§ **Records from a data source**

• • • • •

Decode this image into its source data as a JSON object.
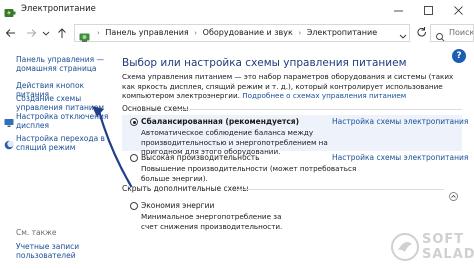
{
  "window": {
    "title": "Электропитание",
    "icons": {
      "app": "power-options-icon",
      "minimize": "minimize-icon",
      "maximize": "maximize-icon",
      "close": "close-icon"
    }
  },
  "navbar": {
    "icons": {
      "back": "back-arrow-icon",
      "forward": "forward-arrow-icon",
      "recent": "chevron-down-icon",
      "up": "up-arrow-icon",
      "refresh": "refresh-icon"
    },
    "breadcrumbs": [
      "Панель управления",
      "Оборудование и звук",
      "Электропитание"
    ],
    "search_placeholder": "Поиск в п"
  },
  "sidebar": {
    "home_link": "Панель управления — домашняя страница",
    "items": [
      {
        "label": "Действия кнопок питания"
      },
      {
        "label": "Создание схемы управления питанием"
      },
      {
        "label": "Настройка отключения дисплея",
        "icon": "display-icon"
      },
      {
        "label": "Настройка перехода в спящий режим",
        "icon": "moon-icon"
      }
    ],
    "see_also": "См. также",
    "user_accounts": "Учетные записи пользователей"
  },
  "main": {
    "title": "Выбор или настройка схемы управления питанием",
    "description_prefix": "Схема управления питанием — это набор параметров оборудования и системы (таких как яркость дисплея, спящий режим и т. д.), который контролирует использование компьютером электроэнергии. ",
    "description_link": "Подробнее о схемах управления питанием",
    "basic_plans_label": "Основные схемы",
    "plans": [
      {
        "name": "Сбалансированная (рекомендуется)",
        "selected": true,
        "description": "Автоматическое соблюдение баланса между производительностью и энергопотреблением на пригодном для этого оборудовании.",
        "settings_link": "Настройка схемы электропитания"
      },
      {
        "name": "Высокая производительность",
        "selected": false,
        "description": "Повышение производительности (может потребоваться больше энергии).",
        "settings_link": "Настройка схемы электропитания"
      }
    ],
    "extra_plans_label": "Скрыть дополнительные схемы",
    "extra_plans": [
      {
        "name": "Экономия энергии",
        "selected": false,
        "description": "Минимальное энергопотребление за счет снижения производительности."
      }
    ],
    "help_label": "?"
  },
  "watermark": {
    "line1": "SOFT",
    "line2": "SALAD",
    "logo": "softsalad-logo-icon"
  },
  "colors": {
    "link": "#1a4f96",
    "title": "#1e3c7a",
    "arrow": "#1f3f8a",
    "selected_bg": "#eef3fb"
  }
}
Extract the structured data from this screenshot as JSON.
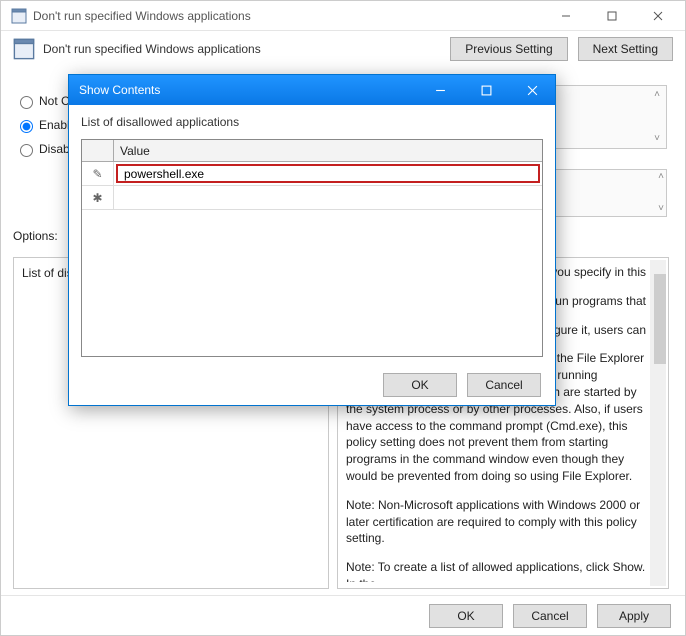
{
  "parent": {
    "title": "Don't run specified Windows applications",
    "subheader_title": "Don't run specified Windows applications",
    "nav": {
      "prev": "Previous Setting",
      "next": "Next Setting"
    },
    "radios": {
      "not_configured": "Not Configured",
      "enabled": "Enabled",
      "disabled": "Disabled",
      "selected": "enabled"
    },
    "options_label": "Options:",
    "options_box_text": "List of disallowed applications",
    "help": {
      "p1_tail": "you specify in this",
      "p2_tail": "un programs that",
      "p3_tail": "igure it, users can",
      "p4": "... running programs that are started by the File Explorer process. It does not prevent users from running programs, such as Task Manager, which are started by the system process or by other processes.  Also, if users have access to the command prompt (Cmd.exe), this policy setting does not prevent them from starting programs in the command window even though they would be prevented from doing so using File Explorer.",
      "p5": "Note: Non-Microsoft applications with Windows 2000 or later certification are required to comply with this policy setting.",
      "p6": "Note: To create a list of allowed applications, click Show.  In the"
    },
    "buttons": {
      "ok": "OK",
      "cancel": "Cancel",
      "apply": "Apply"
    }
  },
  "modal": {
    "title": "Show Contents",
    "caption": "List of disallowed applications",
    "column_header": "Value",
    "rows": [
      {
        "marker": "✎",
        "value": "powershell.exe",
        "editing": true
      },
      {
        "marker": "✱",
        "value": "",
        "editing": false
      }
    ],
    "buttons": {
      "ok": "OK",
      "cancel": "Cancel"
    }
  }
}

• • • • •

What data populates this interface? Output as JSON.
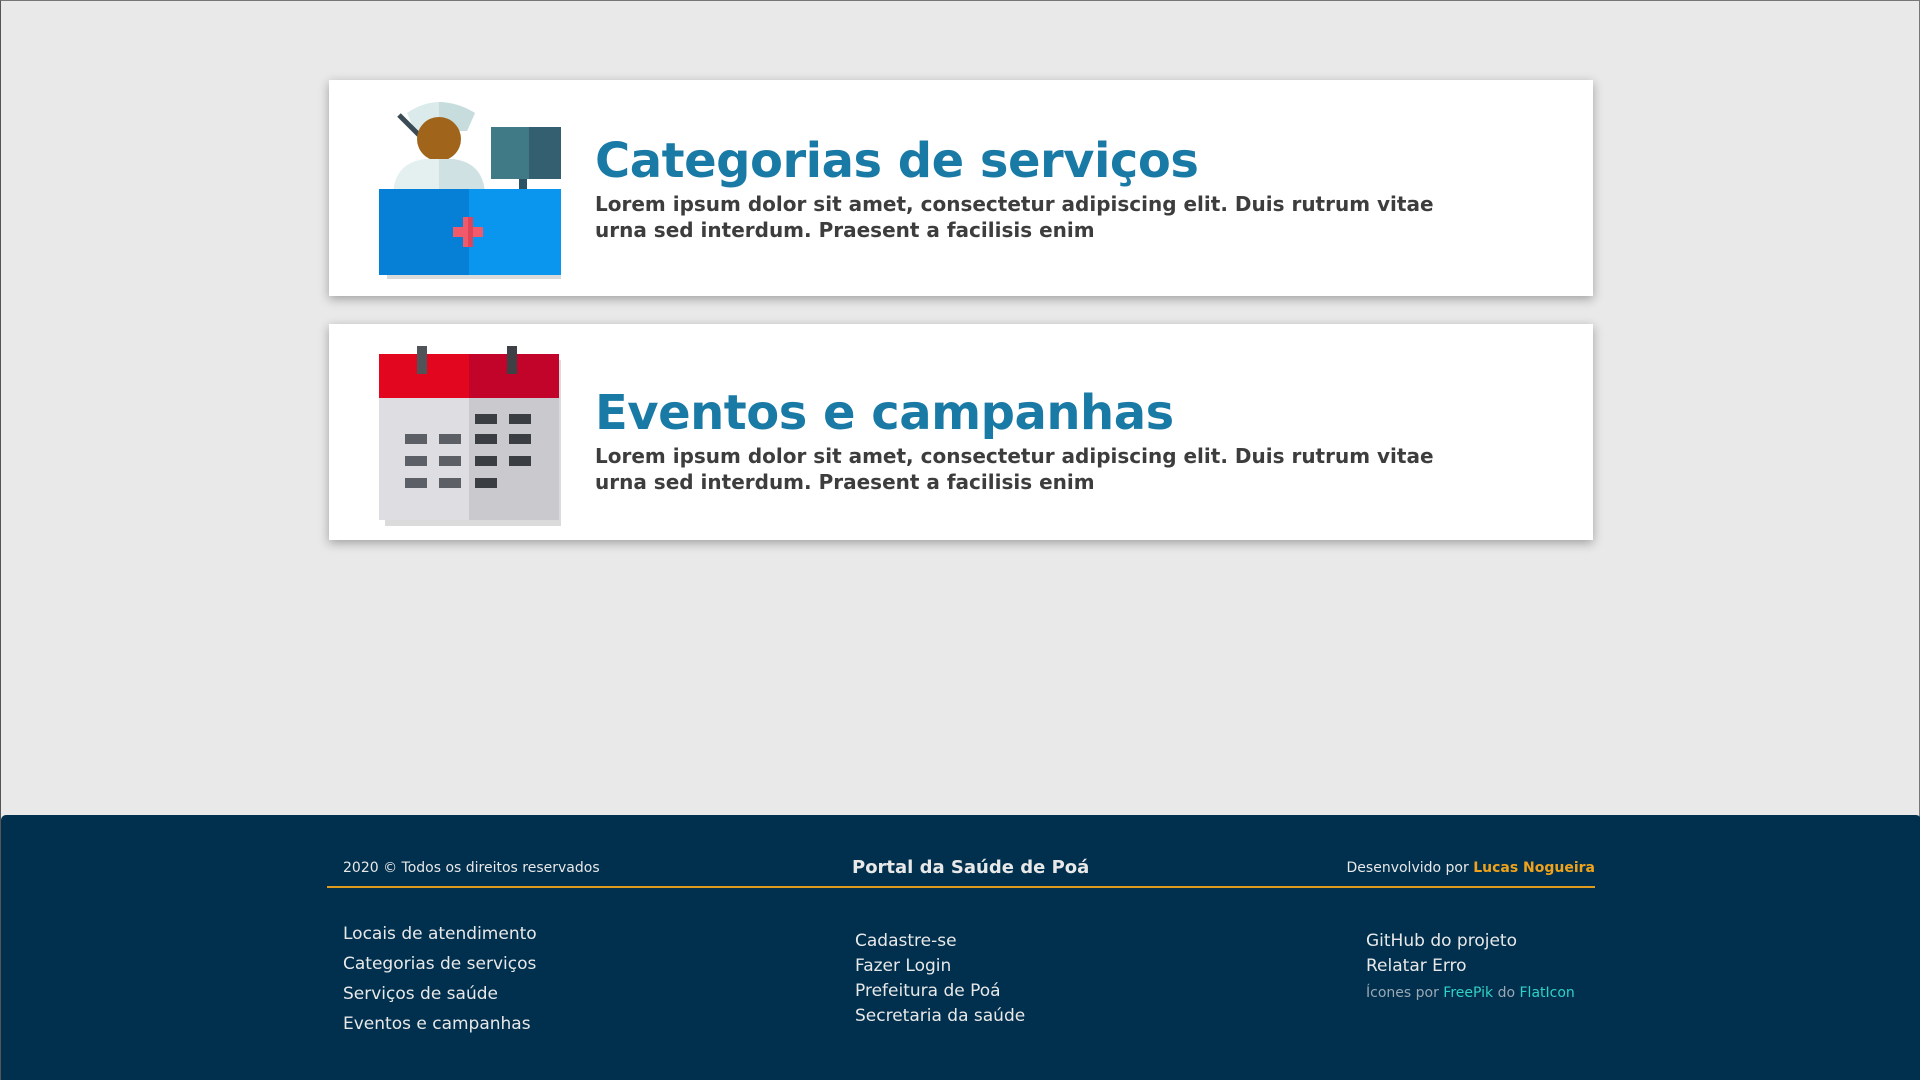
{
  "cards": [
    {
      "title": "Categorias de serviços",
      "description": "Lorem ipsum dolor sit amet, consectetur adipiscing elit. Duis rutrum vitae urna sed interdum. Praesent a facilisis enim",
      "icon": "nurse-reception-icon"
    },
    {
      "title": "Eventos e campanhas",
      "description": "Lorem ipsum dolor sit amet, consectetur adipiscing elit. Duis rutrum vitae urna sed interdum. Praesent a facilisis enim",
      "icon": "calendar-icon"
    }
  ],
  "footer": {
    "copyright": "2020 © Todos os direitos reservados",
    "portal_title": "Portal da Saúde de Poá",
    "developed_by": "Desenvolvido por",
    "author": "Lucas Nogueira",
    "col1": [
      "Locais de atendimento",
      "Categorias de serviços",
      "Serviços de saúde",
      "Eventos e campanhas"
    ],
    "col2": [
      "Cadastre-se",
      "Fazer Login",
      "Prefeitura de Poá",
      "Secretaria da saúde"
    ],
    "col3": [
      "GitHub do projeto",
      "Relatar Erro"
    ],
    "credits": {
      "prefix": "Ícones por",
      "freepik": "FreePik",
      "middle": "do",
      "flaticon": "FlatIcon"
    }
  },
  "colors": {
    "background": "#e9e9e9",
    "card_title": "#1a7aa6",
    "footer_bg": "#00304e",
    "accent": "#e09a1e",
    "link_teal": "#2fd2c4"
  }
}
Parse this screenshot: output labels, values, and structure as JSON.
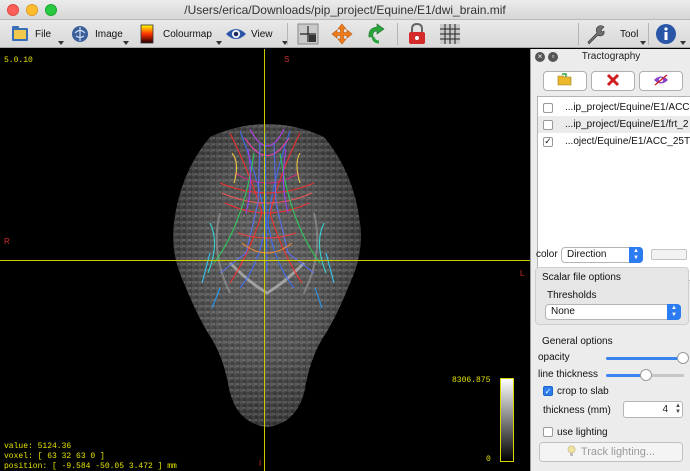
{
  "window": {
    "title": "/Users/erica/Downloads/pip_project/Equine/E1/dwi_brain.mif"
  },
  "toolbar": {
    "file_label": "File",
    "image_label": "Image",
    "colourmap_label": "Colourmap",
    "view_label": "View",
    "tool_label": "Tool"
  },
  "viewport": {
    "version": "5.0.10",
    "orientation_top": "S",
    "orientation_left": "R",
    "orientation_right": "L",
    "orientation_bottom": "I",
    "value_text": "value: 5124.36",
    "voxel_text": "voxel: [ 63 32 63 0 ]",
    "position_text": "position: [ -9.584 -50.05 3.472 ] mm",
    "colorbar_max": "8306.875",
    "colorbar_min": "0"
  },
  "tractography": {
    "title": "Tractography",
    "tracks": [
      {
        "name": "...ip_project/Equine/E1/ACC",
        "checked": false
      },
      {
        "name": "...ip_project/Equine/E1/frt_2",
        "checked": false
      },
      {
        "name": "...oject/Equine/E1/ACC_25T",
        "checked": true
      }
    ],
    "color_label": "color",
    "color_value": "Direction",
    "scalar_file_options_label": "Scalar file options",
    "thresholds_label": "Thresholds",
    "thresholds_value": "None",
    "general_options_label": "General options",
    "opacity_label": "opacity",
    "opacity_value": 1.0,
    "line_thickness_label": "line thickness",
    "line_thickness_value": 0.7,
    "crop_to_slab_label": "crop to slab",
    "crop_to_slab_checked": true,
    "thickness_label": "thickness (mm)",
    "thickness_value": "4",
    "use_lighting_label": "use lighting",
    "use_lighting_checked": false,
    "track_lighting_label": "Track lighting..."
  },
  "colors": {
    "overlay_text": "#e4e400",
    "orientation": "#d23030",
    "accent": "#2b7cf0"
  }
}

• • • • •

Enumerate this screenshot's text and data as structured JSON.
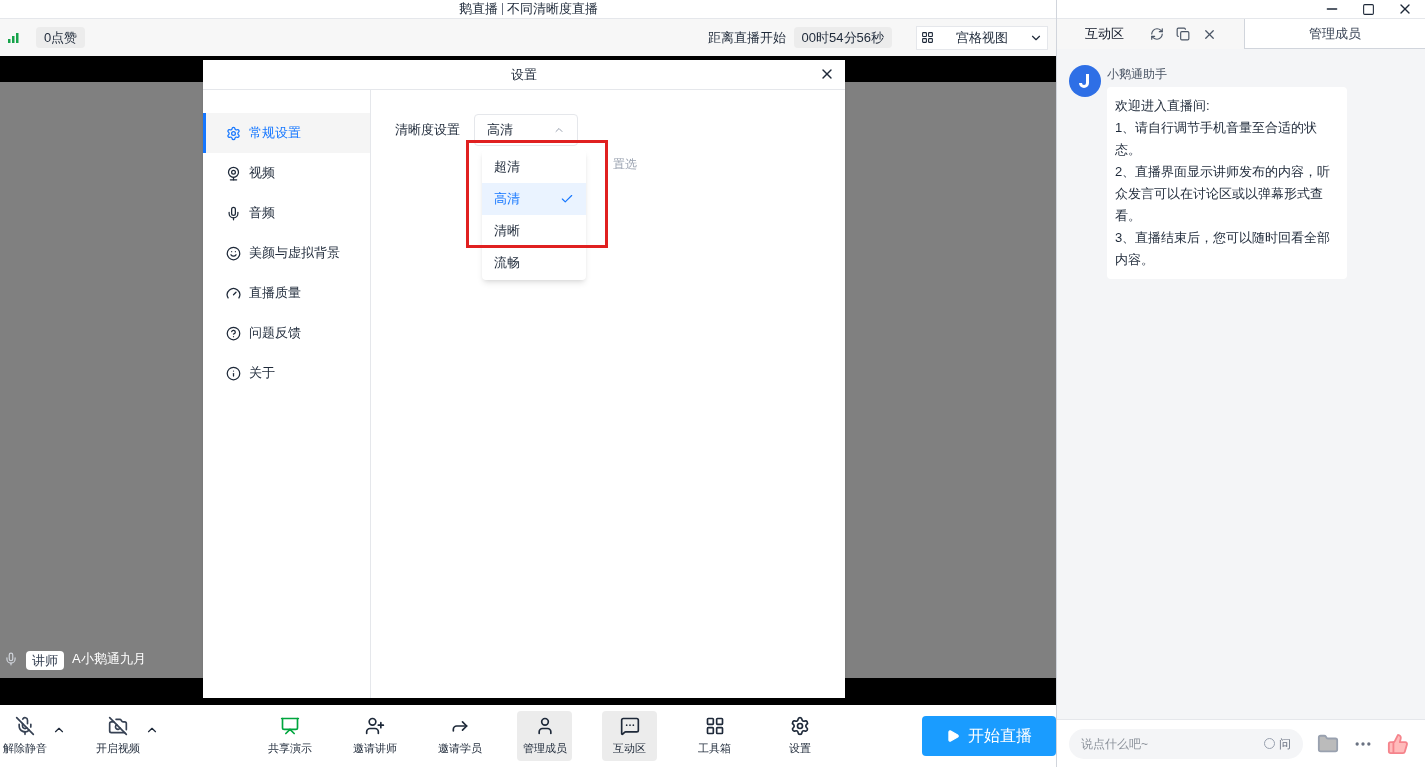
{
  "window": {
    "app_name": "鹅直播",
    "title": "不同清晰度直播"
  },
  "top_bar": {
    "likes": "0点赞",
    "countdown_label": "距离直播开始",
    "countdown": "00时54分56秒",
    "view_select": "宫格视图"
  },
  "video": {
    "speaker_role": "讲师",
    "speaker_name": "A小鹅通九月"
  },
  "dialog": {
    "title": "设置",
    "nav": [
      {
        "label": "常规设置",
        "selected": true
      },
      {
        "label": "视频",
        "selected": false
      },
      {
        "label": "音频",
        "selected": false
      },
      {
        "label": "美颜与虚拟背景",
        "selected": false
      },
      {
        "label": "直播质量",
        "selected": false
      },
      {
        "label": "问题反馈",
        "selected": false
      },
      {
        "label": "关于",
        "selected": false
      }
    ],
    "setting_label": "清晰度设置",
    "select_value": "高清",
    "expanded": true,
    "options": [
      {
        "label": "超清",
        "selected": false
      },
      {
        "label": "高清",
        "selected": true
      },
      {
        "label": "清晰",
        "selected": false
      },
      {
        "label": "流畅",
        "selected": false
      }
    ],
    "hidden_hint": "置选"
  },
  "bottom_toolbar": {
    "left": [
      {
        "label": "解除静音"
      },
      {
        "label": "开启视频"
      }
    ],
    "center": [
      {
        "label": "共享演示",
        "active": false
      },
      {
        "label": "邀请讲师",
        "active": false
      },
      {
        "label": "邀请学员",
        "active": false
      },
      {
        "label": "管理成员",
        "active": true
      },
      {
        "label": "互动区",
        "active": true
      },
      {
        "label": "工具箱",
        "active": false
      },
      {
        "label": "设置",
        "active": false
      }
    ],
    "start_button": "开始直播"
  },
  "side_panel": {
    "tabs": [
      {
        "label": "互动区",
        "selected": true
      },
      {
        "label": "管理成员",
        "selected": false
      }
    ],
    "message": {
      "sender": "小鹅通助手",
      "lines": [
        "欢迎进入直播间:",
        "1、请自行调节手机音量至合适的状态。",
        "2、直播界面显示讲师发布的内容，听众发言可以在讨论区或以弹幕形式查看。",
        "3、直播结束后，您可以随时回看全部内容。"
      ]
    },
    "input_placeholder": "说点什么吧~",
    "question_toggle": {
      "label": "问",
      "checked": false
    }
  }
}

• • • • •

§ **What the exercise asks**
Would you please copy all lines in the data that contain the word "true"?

§ **Answer for the task**
        "selected": true,
        "editing": true
        "checked": true
    "crop_to_slab_checked": true,
        "selected": true
    "expanded": true,
        "selected": true
        "active": true
        "active": true
        "selected": true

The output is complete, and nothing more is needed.